Restaurants. The standard tipping amount for sit down restaurants in the US is 20%. I know for a lot of international students that seems very high but you have to understand – servers in the US tend to make less than $3 an hour so their take home pay is mostly made out of tips. Don’t be cheap.
Coffee Shops. You don’t have to tip your barista. But it’s always nice to tip your barista. If you buy a $4 coffee then 20% is $0.80.
Fast Casual. Whenever you go to “grab and go” type of restaurants like Chipotle or Panera where you don’t necessarily have a server, it’s hard to determine whether you should tip or not. In most cases, especially at larger chains, tipping is not expected (and sometimes there won’t even be a tip line on your receipt). If you’re at a smaller local place and want to tip for extraordinary service, you can.
Juice Bars. My favorite juice bar in Nashville uses an iPad with Square on it where the tipping amounts are broadcasted to everyone around you. It’s easy to feel the pressure to not be a horrible person in public and select $0. I normally tip $1 on a $7 juice.

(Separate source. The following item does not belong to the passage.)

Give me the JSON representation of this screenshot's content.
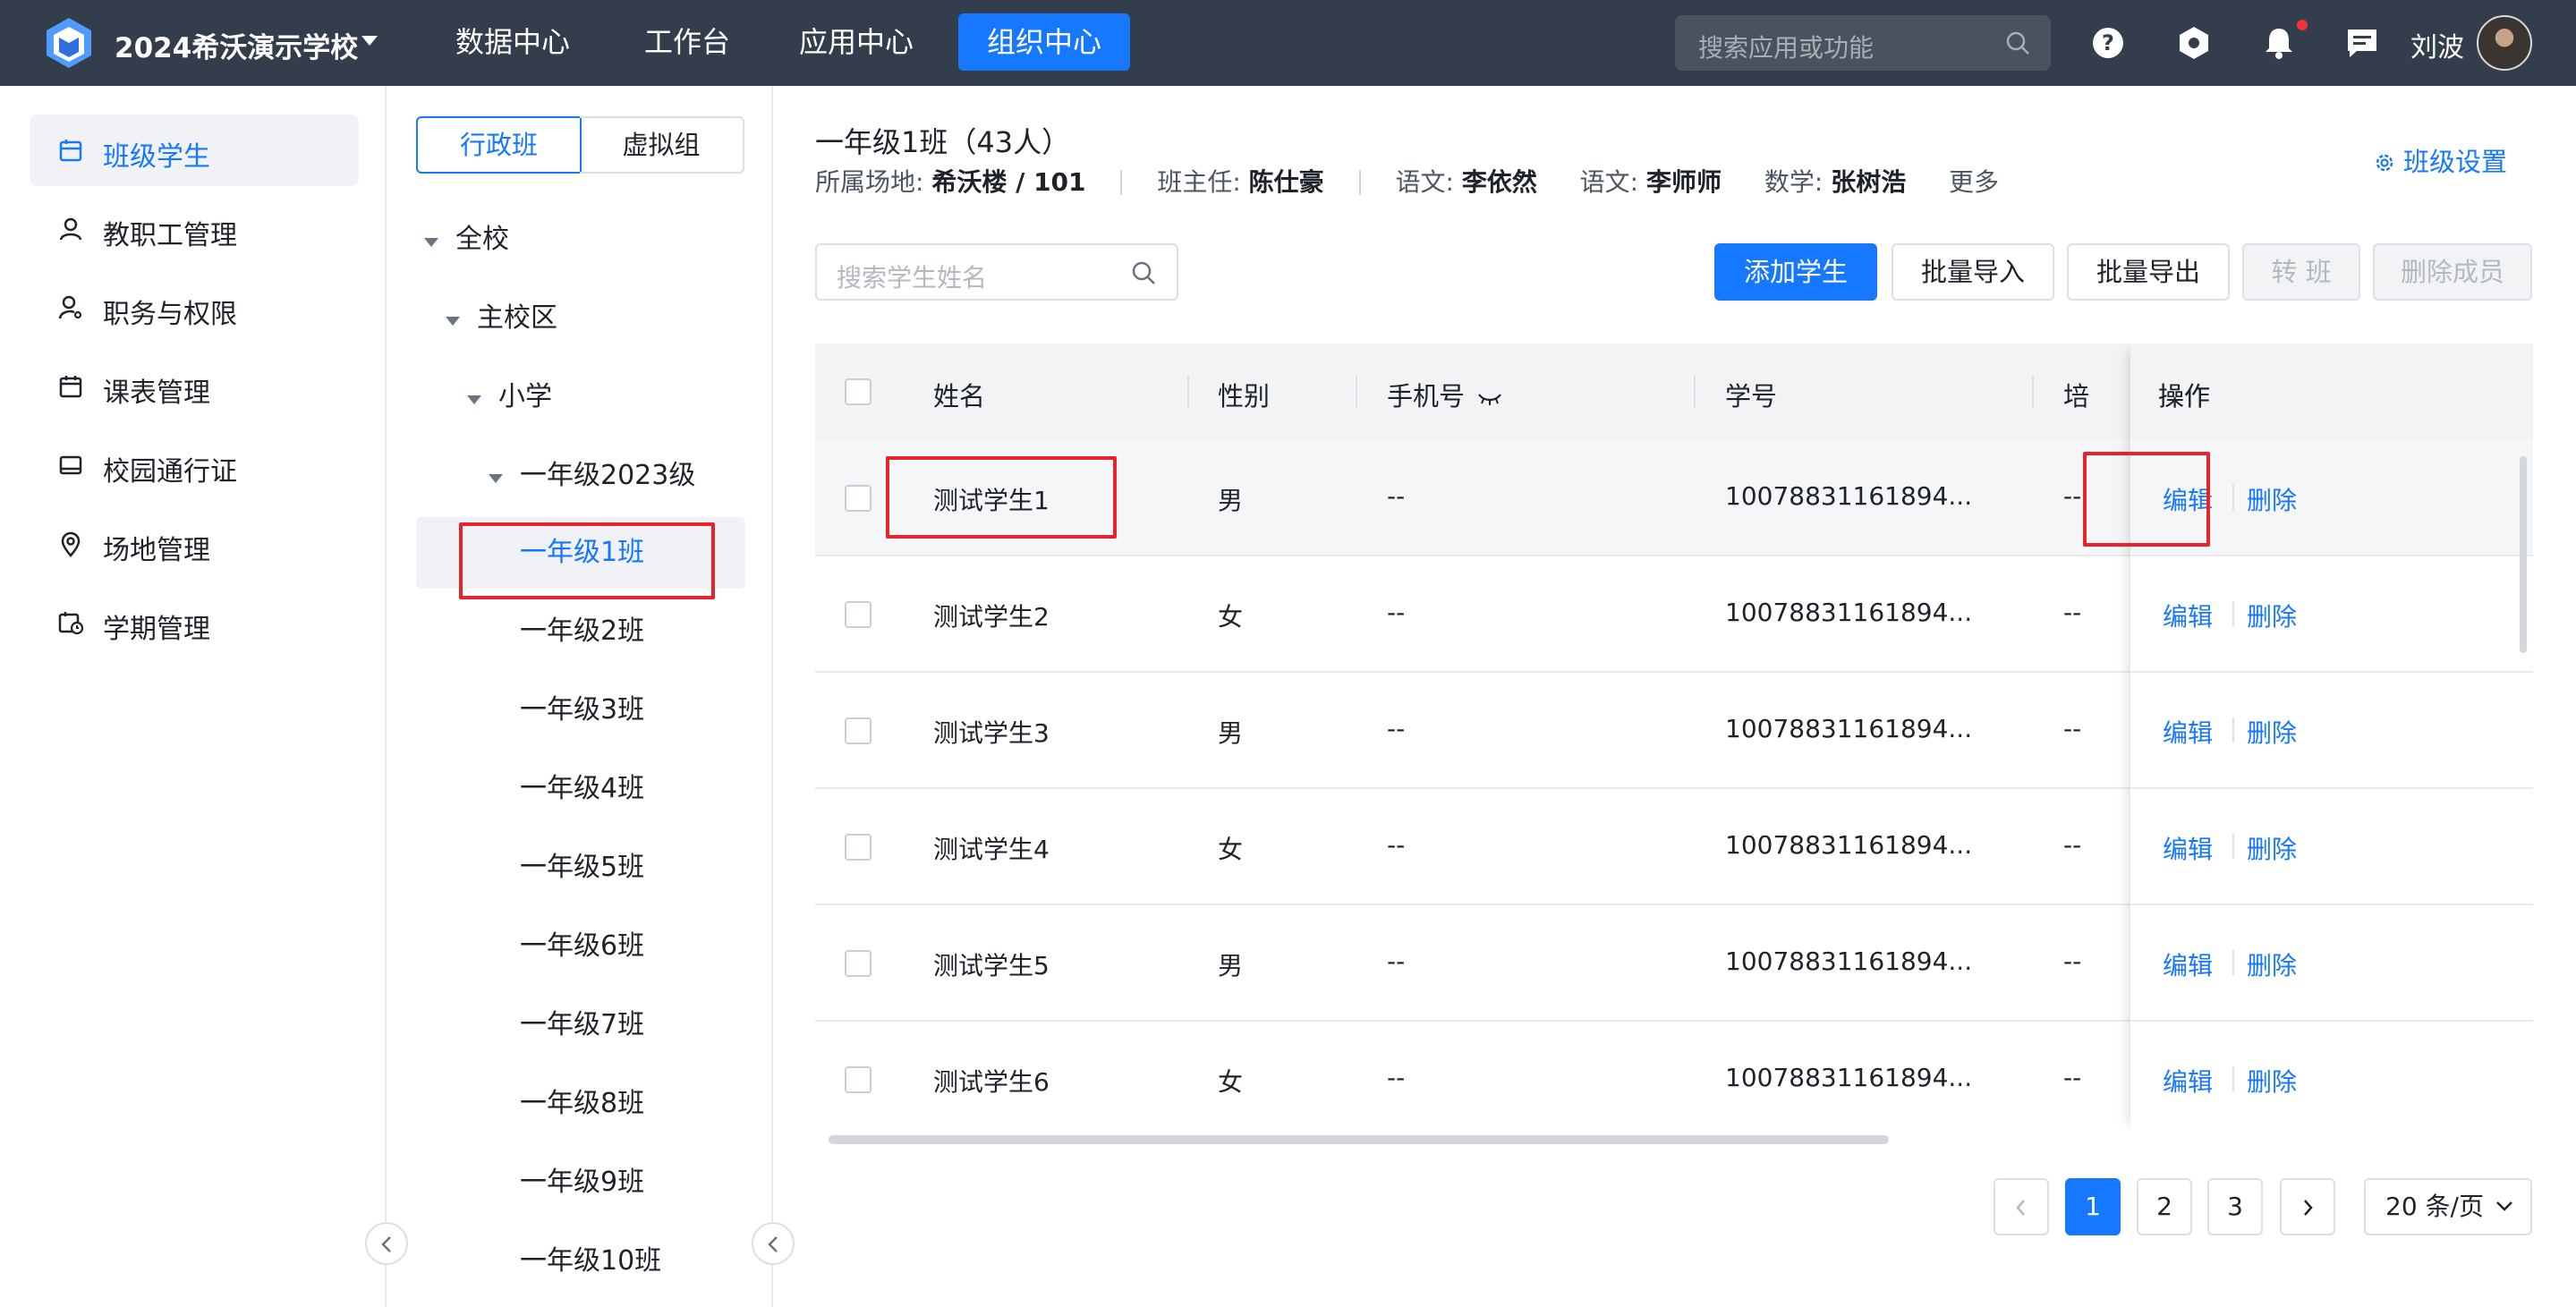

Ice Cream Shops. It gets really overwhelming when you have an ice cream cone in one hand and are trying to pay with the other. There’s mixed reviews on this one so I will leave it as – up to you!
Valet. You should always definitely tip your valet. In fact, if I don’t have any cash I will not valet my car. It’s standard to give the tip to the attendant that brings your car back. $3-5 tip is normal but you can tip more if the weather conditions are bad.
Hair/Nail Salon. 15-20% is standard but I know it’s hard to want to pay an extra $30 for $150 highlights so it’s okay to stay on the low end of that range.
Again, tipping is always up to you and what you can and cannot afford. But always know that many workers in the service industry make their money on tips. Imagine how much it would suck to spend 1.5 hours serving a table for two where you only end up with a $5 tip. And of course, it’s always okay to ask! When I doubt, I always ask the person at the register , “what is standard”? If I will be coming back to that same place in the future, I don’t want to be remembered as a lousy tipper.